    "...a computer is a stupid machine with the ability to do incredibly smart things, while computer programmers are smart people with the ability to do incredibly stupid things. They are,in short, a perfect match.." Bill Bryson

  6. #6
    Registered User
    Join Date
    Dec 2017
    Posts
    1,187
    Very strange. You can even start c at 1000. Interesting how changing unsigned to int fixes it.
    Code:
    #include <stdio.h>
     
    int main()
    {
        unsigned a, b, c = 1000;
    
        for (a = 0; a < 5; ++a)
        {
            for (b = 0; b < 2; ++b)
            {
                ++c;
                printf("a=%u, c=%u\n", a, c);
                if (c < a)
                {
                    printf("Premature termination\n");
                    return 0;
                }
            }
        }
     
        printf("Normal termination\n");
        return 0; 
    }
    Last edited by john.c; 08-31-2021 at 01:45 PM.
    We live as it were by chance, and by chance we are governed. - Seneca

  7. #7
    Registered User
    Join Date
    May 2009
    Posts
    4,076
    I did not see the problem with "-Og" can anyone else confirm this?
    MSys2 GCC 10.3.0
    "...a computer is a stupid machine with the ability to do incredibly smart things, while computer programmers are smart people with the ability to do incredibly stupid things. They are,in short, a perfect match.." Bill Bryson

  8. #8
    Registered User
    Join Date
    Dec 2017
    Posts
    1,187
    -Og enables optimizations that do not interfere with debugging.
    It would not include unrolling loops, which is at least part of what's happening here, albeit incorrectly.
    We live as it were by chance, and by chance we are governed. - Seneca

  9. #9
    Registered User
    Join Date
    May 2009
    Posts
    4,076
    Quote Originally Posted by john.c View Post
    -Og enables optimizations that do not interfere with debugging.
    It would not include unrolling loops, which is at least part of what's happening here, albeit incorrectly.
    That is my guess; but, I have found my guess are often wrong about which optimize option causes a GCC program bug/crash.

    Tim S.
    "...a computer is a stupid machine with the ability to do incredibly smart things, while computer programmers are smart people with the ability to do incredibly stupid things.

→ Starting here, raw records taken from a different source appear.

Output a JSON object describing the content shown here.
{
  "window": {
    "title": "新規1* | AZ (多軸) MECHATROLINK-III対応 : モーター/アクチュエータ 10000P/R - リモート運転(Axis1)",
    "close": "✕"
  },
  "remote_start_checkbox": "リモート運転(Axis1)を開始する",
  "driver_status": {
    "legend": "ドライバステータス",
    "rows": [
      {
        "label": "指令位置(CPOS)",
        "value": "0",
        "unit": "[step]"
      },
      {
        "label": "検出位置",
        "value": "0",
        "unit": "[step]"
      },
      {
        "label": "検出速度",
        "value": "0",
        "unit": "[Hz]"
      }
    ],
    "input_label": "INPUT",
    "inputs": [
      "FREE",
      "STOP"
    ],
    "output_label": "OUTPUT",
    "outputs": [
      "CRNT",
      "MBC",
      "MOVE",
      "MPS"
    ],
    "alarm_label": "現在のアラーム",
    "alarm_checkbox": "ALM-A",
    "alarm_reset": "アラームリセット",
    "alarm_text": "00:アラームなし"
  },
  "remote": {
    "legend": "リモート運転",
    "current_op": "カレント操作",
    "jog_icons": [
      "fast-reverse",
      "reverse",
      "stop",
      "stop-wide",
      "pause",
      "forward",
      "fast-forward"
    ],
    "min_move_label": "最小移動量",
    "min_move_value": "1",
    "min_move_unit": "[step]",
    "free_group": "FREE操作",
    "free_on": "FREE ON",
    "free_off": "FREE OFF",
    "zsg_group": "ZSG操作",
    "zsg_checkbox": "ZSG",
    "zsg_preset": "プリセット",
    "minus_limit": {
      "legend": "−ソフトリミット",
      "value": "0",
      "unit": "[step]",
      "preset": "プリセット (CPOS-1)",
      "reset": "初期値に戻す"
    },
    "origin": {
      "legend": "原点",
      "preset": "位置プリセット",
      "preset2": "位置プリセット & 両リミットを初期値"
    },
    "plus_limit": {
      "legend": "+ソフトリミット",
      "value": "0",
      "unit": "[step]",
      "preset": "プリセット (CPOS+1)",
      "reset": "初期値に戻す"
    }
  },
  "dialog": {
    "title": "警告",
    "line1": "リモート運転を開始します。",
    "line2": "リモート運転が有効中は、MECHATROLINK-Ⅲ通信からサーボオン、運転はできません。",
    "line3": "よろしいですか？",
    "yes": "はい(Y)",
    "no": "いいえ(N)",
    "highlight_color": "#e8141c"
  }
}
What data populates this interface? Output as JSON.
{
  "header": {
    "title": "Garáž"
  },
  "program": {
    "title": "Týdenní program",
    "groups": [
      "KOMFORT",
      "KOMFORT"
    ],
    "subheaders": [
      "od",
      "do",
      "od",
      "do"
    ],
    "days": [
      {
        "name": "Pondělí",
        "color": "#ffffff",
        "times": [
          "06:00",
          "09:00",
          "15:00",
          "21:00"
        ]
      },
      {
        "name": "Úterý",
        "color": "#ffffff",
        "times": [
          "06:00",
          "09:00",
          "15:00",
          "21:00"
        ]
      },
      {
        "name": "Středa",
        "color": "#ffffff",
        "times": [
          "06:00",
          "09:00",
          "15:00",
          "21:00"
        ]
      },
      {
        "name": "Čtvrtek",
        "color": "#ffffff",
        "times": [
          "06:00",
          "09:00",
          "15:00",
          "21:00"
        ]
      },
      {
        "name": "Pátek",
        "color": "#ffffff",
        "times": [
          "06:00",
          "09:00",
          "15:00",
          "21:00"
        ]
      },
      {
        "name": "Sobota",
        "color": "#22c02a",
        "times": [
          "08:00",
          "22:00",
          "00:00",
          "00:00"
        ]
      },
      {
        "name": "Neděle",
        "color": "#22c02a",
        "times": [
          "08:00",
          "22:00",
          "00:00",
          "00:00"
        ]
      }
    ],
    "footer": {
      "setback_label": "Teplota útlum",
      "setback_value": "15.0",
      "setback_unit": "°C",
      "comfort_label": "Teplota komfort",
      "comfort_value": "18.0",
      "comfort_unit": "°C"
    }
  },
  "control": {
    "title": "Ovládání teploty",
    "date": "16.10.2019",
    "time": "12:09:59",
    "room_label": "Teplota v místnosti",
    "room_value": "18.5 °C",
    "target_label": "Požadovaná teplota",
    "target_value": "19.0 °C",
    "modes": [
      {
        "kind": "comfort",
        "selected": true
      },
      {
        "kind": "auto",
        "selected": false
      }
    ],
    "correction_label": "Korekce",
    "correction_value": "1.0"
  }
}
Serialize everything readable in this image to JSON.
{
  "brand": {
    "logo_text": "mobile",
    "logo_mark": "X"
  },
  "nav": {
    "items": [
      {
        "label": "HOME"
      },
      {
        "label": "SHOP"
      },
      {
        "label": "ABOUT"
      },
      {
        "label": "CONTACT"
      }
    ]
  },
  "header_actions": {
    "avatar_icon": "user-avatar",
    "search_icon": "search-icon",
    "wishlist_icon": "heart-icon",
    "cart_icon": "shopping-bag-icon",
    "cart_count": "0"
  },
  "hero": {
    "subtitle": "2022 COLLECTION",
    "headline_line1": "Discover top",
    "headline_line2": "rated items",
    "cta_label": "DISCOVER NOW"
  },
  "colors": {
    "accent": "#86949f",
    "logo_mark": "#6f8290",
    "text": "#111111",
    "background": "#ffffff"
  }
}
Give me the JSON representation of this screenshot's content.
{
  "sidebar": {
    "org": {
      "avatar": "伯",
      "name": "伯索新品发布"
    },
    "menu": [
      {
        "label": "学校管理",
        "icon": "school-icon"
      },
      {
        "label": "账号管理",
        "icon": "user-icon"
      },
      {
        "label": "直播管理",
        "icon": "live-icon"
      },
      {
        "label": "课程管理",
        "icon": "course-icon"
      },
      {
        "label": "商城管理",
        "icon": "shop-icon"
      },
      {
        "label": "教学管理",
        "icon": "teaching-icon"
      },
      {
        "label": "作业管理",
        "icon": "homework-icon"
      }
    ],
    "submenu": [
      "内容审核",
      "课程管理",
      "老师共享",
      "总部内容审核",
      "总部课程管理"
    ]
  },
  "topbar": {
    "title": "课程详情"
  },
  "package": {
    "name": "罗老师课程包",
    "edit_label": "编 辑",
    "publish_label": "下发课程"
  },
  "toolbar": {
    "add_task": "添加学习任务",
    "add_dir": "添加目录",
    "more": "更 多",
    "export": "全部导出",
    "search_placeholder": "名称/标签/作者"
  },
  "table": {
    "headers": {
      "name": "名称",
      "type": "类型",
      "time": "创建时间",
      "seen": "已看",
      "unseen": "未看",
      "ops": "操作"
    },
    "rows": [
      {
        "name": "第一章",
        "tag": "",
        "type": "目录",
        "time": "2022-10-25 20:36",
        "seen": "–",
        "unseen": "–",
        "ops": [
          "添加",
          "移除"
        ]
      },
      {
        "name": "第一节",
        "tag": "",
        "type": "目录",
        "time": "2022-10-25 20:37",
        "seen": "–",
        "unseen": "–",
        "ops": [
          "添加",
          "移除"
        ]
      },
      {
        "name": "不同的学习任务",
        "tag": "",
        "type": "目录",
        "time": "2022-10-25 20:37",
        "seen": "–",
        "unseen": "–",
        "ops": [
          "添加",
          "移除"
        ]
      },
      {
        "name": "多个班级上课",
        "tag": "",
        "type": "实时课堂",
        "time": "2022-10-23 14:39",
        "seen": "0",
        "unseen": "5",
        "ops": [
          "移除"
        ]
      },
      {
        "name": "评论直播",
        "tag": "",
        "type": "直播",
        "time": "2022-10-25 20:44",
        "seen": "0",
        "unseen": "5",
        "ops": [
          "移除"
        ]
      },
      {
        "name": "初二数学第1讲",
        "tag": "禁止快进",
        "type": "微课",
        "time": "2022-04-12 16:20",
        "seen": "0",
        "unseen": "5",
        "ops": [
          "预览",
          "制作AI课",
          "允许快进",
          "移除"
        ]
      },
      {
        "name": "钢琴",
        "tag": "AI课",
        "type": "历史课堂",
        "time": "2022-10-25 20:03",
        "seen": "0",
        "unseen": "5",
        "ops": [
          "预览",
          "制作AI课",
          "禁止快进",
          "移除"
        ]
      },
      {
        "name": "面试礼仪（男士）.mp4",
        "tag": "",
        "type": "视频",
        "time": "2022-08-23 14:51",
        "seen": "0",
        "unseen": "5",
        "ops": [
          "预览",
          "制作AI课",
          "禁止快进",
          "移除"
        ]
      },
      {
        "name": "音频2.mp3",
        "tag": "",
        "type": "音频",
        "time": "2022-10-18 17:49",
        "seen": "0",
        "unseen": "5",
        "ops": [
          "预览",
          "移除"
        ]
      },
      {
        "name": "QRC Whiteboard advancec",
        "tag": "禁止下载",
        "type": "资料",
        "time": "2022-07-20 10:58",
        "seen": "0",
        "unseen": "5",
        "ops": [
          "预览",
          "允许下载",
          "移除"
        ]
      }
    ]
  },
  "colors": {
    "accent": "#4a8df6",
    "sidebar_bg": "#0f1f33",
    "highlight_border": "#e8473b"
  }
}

They are,in short, a perfect match.." Bill Bryson

  10. #10
    Registered User
    Join Date
    Dec 2017
    Posts
    1,187
    I looked at the generated assembly (with -S) and it has unrolled the loop, but only for 3 iterations. However, just using -funroll-loops doesn't cause the problem.
    We live as it were by chance, and by chance we are governed. - Seneca

Popular pages Recent additions subscribe to a feed

Similar Threads

  1. Something interesting for you.
    By SlyMaelstrom in forum A Brief History of Cprogramming.com
    Replies: 22
    Last Post: 11-10-2005, 04:29 PM
  2. Interesting
    By Brian in forum A Brief History of Cprogramming.com
    Replies: 4
    Last Post: 08-20-2003, 10:21 AM
  3. Interesting Day
    By gnu-ehacks in forum A Brief History of Cprogramming.com
    Replies: 10
    Last Post: 02-23-2002, 08:49 AM
  4. Interesting..
    By Brian in forum A Brief History of Cprogramming.com
    Replies: 0
    Last Post: 01-28-2002, 12:41 PM

Tags for this Thread